This procedure was born out of a very unfortunate episode: the lady who wanted my signature syllabicated her name slowly. Having a friend with the same name, I quickly scrawled down, Kharyl.
She was visibly irked and spelled her name slowly for me. So then I had to scratch off the original name and wrote on top of it what I thought she spelled.
But the spelling was so unusual, and my hearing dysfunctional, so I scratched off my misspellings maybe four times, and soon the whole page where I was to write my message became so dirty I ended up buying a new book to replace hers. I wish that after this fiasco, she didn't throw my book in a trash can.
The correct spelling was Charielle. How was a poor author supposed to know?
Thanks, dad and mom, I said under my breath then, for naming me Grace. Surely the word that appears in the Bible almost 200 times, and which is the foundation of our Christian faith, is spelled only one way?
I almost died when, in one of those out-of-town book talks, I met a lady named Ghrace. At another time, I met another one who called me tukayo (namesake) but who spelled her name Grasse. Another one was spelled Graise. But all these derivatives are pronounced simply the same way, Grace.

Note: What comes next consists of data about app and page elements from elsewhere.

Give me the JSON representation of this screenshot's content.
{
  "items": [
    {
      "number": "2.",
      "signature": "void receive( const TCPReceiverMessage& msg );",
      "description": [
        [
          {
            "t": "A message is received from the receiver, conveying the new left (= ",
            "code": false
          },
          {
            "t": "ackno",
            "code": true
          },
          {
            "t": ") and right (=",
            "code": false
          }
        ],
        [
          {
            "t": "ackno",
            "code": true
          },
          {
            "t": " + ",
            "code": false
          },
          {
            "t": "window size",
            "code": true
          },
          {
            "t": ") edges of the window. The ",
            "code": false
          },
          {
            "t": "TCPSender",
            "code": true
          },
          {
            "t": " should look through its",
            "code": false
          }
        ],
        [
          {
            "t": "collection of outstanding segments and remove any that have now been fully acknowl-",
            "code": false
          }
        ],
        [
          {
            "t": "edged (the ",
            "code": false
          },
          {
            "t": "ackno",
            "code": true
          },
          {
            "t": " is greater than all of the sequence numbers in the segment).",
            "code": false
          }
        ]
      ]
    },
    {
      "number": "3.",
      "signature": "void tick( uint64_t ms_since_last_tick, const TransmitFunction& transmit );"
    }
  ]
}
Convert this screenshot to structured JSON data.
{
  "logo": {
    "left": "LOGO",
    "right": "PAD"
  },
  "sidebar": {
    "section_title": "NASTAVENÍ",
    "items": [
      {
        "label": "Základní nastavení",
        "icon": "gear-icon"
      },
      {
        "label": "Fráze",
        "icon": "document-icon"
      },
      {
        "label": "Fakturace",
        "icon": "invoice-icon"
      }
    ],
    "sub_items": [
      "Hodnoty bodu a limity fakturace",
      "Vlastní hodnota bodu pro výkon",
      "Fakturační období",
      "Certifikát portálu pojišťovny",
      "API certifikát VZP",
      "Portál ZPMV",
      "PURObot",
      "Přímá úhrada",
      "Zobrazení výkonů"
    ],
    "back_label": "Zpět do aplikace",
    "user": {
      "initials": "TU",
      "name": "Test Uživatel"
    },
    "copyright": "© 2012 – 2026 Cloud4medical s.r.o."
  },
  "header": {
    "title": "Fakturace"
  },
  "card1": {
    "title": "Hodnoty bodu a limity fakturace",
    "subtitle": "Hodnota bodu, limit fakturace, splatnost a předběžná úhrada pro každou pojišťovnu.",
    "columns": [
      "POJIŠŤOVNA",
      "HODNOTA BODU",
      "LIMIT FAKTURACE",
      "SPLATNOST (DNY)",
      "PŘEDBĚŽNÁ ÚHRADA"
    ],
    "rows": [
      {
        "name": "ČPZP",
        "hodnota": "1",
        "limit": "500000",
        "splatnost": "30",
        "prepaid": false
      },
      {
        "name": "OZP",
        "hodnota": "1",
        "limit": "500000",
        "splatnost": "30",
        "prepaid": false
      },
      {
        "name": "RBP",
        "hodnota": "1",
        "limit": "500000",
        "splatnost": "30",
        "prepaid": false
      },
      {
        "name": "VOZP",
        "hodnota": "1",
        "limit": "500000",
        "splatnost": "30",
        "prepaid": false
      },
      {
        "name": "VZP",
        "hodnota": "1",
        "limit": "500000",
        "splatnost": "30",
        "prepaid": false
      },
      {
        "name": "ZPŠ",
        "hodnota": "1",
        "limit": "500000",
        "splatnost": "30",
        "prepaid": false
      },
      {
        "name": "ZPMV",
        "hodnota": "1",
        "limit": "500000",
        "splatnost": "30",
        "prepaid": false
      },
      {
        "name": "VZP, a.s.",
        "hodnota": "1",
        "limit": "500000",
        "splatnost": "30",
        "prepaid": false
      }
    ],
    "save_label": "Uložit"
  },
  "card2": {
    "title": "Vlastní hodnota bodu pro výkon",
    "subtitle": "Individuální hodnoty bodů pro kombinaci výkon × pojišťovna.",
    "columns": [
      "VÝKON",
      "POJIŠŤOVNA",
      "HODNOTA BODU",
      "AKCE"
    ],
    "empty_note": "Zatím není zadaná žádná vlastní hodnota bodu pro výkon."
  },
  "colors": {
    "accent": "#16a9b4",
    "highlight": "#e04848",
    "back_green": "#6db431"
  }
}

How about those who spell their names with a capital letter in between?
ThelMa. KhaRina. DaphNee.
Why can't we spell our children's names the way they were originally spelled? Boy, not Bhoy; Joshua, not Jhosuah; Maria, not Mharyiah; Juan, not Huwan; Carmen, not Kharmenne. Rose, not Rhoze.
And worse, where did this obsession to give our children second and third names that are even more impossible to spell correctly spring from?

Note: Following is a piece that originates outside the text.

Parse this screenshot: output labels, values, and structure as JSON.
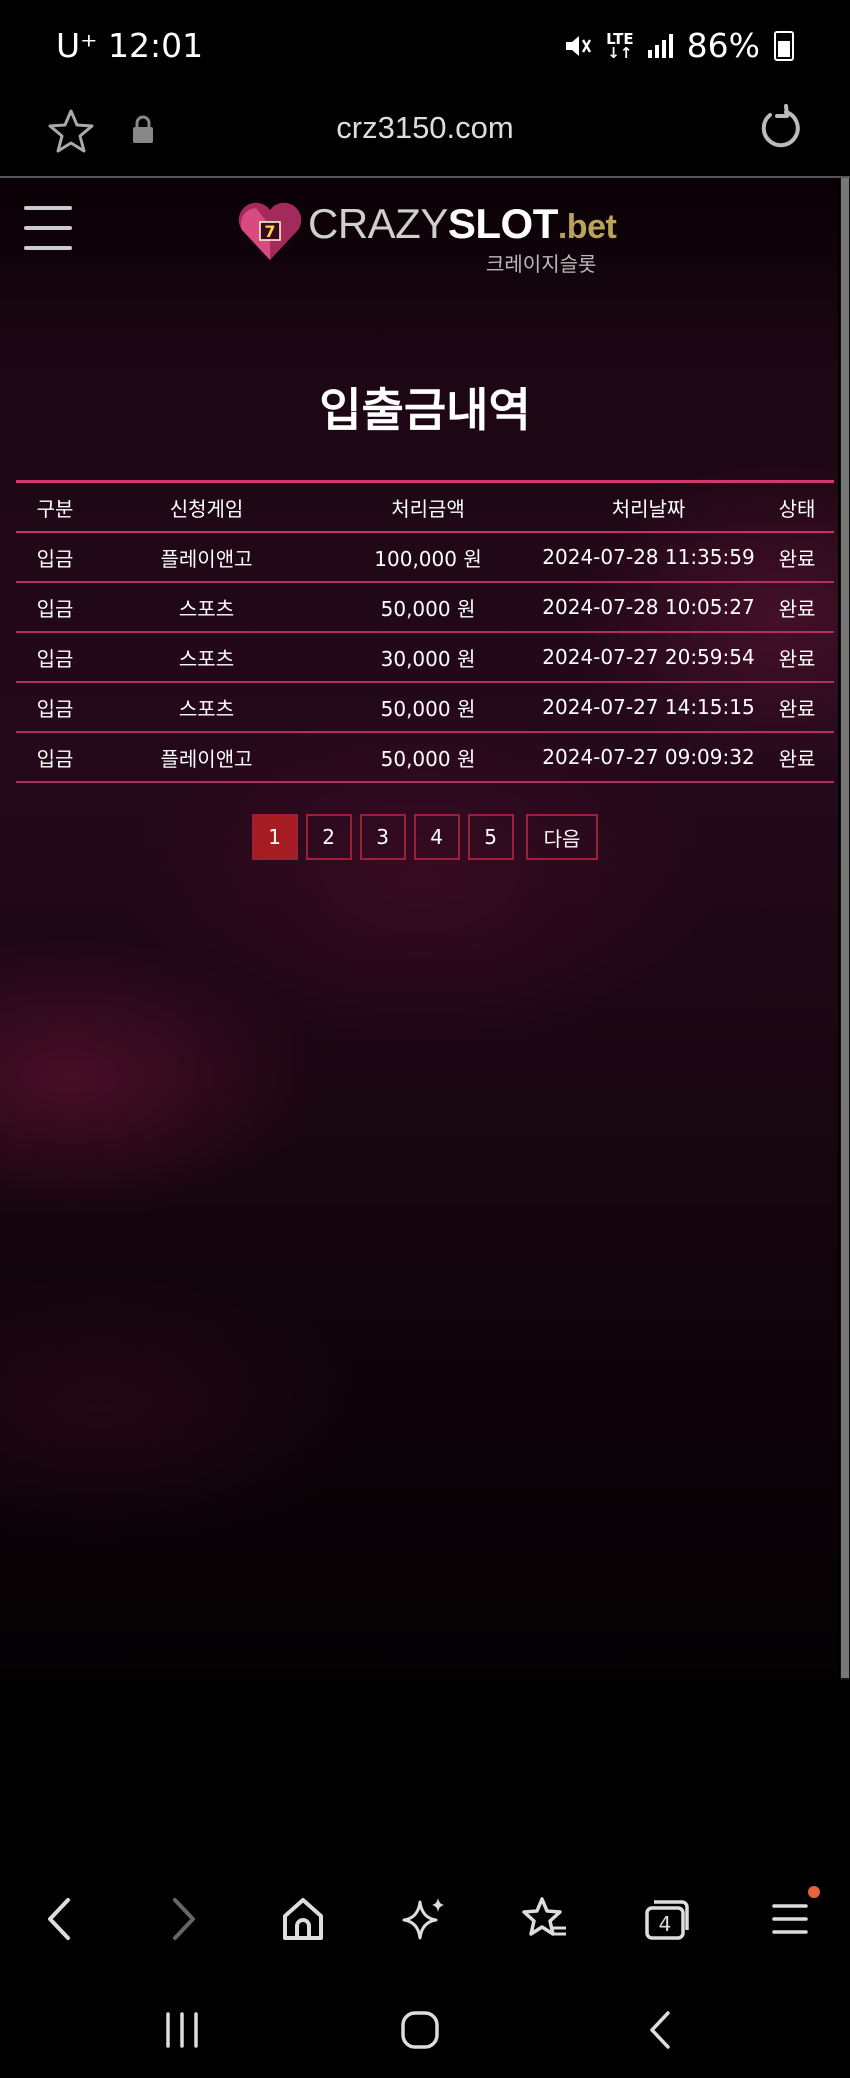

Their grade school teachers—those patient souls who teach phonetics and how to spell through alphabet sounds—must be having sleepless nights, too.
(A friend of mine had to wait over a year for her SSS pension to take effect because she had to issue affidavits and proofs that the Carlotta, which appears in her birthday certificate, and the Charlota, that appears in her travel documents, are one and the same person.)
Can someone please tell me why we inflict this spelling complication to our already complicated lives?
Photos: grabbed from Cirio's FB wall